Born in December 30, 1928 as Elias Otha Bates, Bo “Originator” Diddley is among Rock n Roll’s original and influential guitarist, singer, and songwriter that completely transformed the then unknown “jungle music,” according to the white world, into the now known Rock music. Historically, he is the only musician to have a beat named after him, which has earned the tag of “the most plagiarized rhythm of the 20th century,” from the Rolling Stone magazine (Schoifet, 2008). This is evident by the number of famous artists, both rock bands and individual blues artists that have employed this “bomp, ba-bomp-bomp, bomp-bomp” beat in their music. They include the Rolling Stones, Buddy Holly, the Strangeloves, Johnny Otis, the Pretty things, and Bruce Springsteen among others(Graff, 2009).

Raised by his mother’s cousin, Bo first learnt how to play the Violin at the church but soon switched to the guitar after hearing John Lee Hooker’s “Boogie Chillen,” a 1949 hit. Bo’s muted-string, choke-neck style of rhythm guitar is attributable to his violin background. Bo’s music hits like the “Road Runner,” “Pretty thing,” and “Mona,” all covered by the Rolling Stones, fused the rhythm-and-blues and rock 'n' roll.
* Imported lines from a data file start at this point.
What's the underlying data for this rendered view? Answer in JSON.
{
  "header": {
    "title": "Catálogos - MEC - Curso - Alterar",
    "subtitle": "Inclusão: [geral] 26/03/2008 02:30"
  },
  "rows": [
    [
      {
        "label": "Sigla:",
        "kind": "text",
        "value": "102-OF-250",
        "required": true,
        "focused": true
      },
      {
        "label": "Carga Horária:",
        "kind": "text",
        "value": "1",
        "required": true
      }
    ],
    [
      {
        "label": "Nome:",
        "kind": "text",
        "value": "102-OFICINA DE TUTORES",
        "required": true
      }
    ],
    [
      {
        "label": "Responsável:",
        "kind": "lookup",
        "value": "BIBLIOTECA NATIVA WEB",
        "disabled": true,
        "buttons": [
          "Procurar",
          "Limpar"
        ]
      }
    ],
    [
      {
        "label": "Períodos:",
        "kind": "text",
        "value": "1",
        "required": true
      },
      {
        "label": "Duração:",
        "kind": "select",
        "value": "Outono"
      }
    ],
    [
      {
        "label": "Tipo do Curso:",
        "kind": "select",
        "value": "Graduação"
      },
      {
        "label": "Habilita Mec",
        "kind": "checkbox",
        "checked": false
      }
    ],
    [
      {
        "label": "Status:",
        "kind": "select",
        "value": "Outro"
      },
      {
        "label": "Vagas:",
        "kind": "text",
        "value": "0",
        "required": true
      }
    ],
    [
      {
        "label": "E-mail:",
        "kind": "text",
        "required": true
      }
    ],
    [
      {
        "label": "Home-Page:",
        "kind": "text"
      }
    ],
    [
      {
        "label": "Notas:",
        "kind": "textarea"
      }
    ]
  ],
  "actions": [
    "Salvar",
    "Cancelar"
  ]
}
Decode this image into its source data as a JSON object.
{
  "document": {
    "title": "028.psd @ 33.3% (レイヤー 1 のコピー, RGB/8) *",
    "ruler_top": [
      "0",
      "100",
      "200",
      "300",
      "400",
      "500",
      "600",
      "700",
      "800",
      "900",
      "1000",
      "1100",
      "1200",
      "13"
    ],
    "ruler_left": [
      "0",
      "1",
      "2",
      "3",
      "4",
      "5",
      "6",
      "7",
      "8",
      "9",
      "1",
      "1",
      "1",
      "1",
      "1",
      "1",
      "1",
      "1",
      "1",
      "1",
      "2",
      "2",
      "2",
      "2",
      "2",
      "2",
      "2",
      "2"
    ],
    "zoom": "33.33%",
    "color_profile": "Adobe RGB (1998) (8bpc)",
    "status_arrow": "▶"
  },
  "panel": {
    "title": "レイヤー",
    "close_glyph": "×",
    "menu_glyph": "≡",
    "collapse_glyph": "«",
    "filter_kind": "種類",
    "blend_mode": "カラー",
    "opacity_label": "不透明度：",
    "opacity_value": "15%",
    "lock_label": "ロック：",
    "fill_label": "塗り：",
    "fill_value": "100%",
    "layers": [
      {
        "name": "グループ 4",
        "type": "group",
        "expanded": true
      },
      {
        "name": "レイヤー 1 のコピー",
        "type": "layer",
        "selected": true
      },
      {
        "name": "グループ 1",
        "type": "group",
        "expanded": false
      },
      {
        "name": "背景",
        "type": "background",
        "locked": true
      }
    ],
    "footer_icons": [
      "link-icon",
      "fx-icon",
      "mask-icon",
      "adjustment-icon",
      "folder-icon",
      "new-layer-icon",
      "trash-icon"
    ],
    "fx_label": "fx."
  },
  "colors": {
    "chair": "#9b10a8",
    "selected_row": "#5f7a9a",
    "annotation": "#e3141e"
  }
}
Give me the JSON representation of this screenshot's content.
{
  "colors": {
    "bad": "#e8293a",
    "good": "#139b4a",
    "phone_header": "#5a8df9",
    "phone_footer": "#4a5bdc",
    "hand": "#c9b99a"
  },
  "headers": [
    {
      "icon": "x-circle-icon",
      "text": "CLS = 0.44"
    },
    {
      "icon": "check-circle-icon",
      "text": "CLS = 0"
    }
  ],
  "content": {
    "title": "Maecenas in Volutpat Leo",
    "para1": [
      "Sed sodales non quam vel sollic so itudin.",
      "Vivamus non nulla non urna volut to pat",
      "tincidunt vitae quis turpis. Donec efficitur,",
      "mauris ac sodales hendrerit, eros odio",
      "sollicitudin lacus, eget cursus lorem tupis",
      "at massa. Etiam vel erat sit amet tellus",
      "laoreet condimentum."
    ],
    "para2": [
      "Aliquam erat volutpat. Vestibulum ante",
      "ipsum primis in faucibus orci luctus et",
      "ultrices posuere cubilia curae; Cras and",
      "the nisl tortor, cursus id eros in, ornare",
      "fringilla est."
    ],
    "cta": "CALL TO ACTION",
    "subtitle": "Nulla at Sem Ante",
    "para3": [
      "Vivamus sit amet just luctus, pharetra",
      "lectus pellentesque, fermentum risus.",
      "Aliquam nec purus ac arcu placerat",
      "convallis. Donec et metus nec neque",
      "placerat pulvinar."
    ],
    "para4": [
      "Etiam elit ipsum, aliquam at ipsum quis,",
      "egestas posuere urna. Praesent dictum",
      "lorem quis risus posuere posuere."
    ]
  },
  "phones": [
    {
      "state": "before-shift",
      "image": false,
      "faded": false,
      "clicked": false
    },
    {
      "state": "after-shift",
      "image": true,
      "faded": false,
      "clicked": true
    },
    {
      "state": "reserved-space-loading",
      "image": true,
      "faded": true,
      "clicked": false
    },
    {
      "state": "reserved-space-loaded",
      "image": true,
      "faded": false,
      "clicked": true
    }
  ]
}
Previous songs by early Chicago Blues pioneers like Chuck Berry and Little Richard were lacking the “beat,” which Bo managed to infuse into his songs.

Perhaps the most direct style imitation done on one of Bo’s top hits is the 1955 “Pretty Thing,” done by the British Band “The Rolling Stones.” The 1955 original “Pretty Thing” has the same chorus and funky forerunner beat with the Rolling Stones “Pretty Thing,” except that the latter’s tempo is faster than Bo Diddley’s tempo. Rolling Stones drummer Charlie Watts admitted that Bo Diddley’s beat “was a very popular rhythm for the Rolling Stones while they were performing in clubs.”(Schoifet, 2008).

References

Graff, G. (2009, June 02). Musicians reflect on Bo Diddley's influence. Reuters. Retrieved December 16, 2013, from http://www.reuters.com/article/2009/06/03/us-diddley-idUSTRE5520IU20090603

Schoifet, M. (2008, June 02). Bo Diddley, Rock Innovator, Influence on Stones, Dies (Update1). Bloomberg. Retrieved December 16, 2013, from http://www.bloomberg.com/apps/news?pid=newsarchive&sid=a1UqXM69ojO0

The Rock and Roll Hall of Fame and Museum, Inc. (n.d.). Bo Diddley Biography. Retrieved December 16, 2013, from http://rockhall.com/: http://rockhall.com/inductees/bo-diddley/bio/

Unterberger, R. (n.d.). Bo Diddley Artist Biography by Richie Unterberger. Retrieved December 16, 2013, from AllMusic: http://www.allmusic.com/artist/bo-diddley-mn0000055128/biography